---------- Materials provided
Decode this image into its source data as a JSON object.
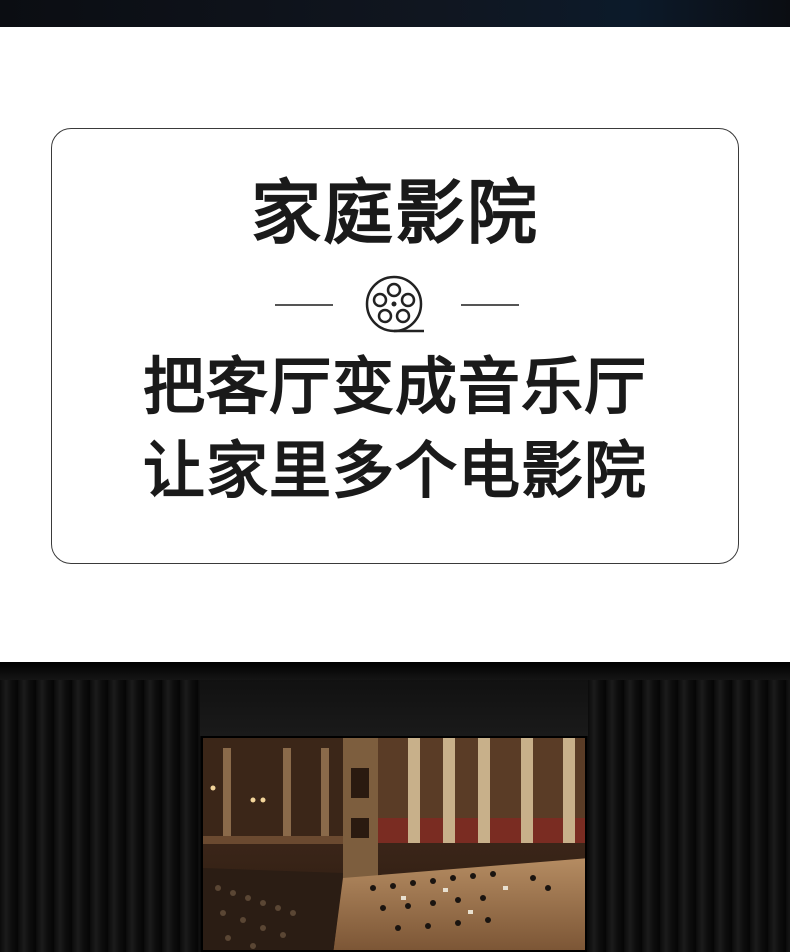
{
  "hero": {
    "title": "家庭影院",
    "tagline_line1": "把客厅变成音乐厅",
    "tagline_line2": "让家里多个电影院",
    "divider_icon": "film-reel-icon"
  },
  "showcase": {
    "image": "tv-showing-concert-hall-photo",
    "curtain_color": "#141414"
  },
  "colors": {
    "text": "#1a1a1a",
    "card_border": "#3a3a3a",
    "background": "#ffffff"
  }
}
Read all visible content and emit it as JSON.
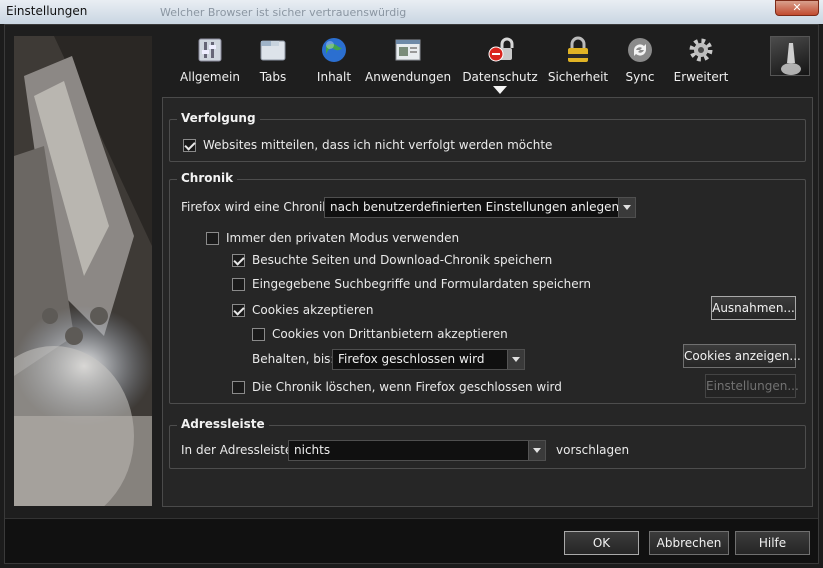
{
  "window": {
    "title": "Einstellungen",
    "ghost_text": "Welcher Browser ist sicher vertrauenswürdig"
  },
  "toolbar": {
    "tabs": [
      {
        "label": "Allgemein",
        "icon": "general-icon"
      },
      {
        "label": "Tabs",
        "icon": "tabs-icon"
      },
      {
        "label": "Inhalt",
        "icon": "content-globe-icon"
      },
      {
        "label": "Anwendungen",
        "icon": "applications-icon"
      },
      {
        "label": "Datenschutz",
        "icon": "privacy-icon"
      },
      {
        "label": "Sicherheit",
        "icon": "security-lock-icon"
      },
      {
        "label": "Sync",
        "icon": "sync-icon"
      },
      {
        "label": "Erweitert",
        "icon": "gear-icon"
      }
    ],
    "selected": "Datenschutz"
  },
  "verfolgung": {
    "heading": "Verfolgung",
    "dnt_label": "Websites mitteilen, dass ich nicht verfolgt werden möchte",
    "dnt_checked": true
  },
  "chronik": {
    "heading": "Chronik",
    "mode_label": "Firefox wird eine Chronik:",
    "mode_value": "nach benutzerdefinierten Einstellungen anlegen",
    "private_label": "Immer den privaten Modus verwenden",
    "private_checked": false,
    "history_label": "Besuchte Seiten und Download-Chronik speichern",
    "history_checked": true,
    "forms_label": "Eingegebene Suchbegriffe und Formulardaten speichern",
    "forms_checked": false,
    "cookies_label": "Cookies akzeptieren",
    "cookies_checked": true,
    "exceptions_button": "Ausnahmen...",
    "thirdparty_label": "Cookies von Drittanbietern akzeptieren",
    "thirdparty_checked": false,
    "keep_label": "Behalten, bis:",
    "keep_value": "Firefox geschlossen wird",
    "show_cookies_button": "Cookies anzeigen...",
    "clear_label": "Die Chronik löschen, wenn Firefox geschlossen wird",
    "clear_checked": false,
    "settings_button": "Einstellungen..."
  },
  "adressleiste": {
    "heading": "Adressleiste",
    "prefix_label": "In der Adressleiste",
    "value": "nichts",
    "suffix_label": "vorschlagen"
  },
  "buttons": {
    "ok": "OK",
    "cancel": "Abbrechen",
    "help": "Hilfe"
  },
  "colors": {
    "background": "#1e1e1e",
    "panel": "#262626",
    "titlebar": "#dce5ee",
    "close": "#c24b2f"
  }
}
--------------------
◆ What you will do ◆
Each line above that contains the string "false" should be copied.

◆ Solution to the problem ◆
    "private_checked": false,
    "forms_checked": false,
    "thirdparty_checked": false,
    "clear_checked": false,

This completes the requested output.